The thing is, Mattel is still keeping the old Dora around for the preschool crowd, so it's not like they are replacing that Dora with the new one, forcing young kids to only get their Dora fix with this new sassy, pre-pubescent Dora. They are catering to both age groups, separately.

The new Dora is a far cry from one of those freakin' BRAT dolls (with the vampy eyes, Victoria Secret model hair and curves Hef's Girls Next Door would envy)and I have to say, don't we all have bigger fish to fry right now?

In fact, if you are so worried about your tween and this whole Dora thing, shut off the TV, take away the iPod and take her for a walk... go exploring. That's what Dora would do.

Tuesday, March 10, 2009

Jingle All The Way

You know when you get a jingle in your head - a song or a bit from radio or TV - and you can't get it out? Like there's this one on the local radio here....a little commercial song that goes something like this... "Christy Smith, helping people on the move. Christy Smith, helping people on the move. Christy Smith, helping...*pause for dramatic effect here*...people on the move." I have no idea who she is, there clearly wasn't much thought put into the lyrics, but every time it comes on, my daughter says "Oh turn it up!" as if it were her favorite song. (Of course, this is the same daughter who insists we need a swiffer, a snuggie and that I need the dual lash spinner to get rid of clumps in my mascara. Clearly, she is easily swayed.) But, I digress. Christy Smith, when I move, I will remember that you help people in that situation.

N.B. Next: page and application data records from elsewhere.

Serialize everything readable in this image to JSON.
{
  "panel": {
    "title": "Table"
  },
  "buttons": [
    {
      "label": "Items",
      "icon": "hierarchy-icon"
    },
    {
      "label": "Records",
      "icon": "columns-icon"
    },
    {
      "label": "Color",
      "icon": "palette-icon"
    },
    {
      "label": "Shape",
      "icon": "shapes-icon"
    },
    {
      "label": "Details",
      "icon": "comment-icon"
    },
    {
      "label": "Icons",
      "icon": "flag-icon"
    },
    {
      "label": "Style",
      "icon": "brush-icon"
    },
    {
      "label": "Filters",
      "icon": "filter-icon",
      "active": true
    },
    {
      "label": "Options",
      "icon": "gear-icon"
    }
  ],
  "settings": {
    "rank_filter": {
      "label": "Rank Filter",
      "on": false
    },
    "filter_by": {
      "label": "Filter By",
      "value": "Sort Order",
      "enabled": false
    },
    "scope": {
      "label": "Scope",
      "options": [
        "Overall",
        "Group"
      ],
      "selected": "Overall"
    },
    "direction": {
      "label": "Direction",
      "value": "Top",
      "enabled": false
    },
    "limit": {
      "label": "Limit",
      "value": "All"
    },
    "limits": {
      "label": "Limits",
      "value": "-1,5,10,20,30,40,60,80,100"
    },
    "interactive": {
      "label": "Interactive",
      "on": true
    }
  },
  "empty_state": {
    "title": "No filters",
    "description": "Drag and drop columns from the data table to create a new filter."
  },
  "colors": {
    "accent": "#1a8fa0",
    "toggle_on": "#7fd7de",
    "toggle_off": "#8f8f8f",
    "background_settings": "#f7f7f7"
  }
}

Just this morning when I was waking up my daughter, I said "Get up, I hit snooze and now you need to bust a move!" The rest of the morning, I've been stuck with the same line in my head... "If you want it, baby you've got it....just bust a move." Now, honestly, I can't tell you the last time I actually heard that Young M.C. song. YEARS. But, there it was playing over and over in my head. ("This here's a tell for all the fellas, try to do what those ladies tell us....")

And I guess it never goes away...those lyrics and jingles get engraved in our brains and pop out at random times. It's like Whack-a-Mole...that crazy game with the psychotic mole that pops out of the holes: you never know when or where he'll pop up next before you have to thump him on the head with that crazy hammer-like instrument. (I have to admit there is something quite satisfying about thumping that annoying little weasel!)

But my point is, these song lyrics and jingles stay with us... one day at the nursing home when I was having dinner with my dad, there was an old lady at the table with us. She was in a wheelchair, curled up into herself like a puppy dog tail. Her head was bowed, her eyes were closed, her face grimaced as if she were in perpetual pain. Her food sat untouched in front of her. It was hard to tell if she was asleep or if this was her common state of lethargy, just waiting for it all to be over.

My daughter went over to the piano in the dining room at this point. It was just after Christmas and she had been rehearsing for her recital. She began to play "Jingle Bells" and the sweetest thing happened. The lady with her eyes closed, seemingly unconscious, began to move her lips ... "Jingle Bells...Jingle Bells...Jingle all the way..." She mouthed the words right along while Anna played. When Anna stopped, she stopped. When Anna picked up again, the woman picked right back up with her. She never missed a beat, never missed a word. She never opened her eyes but the music moved her.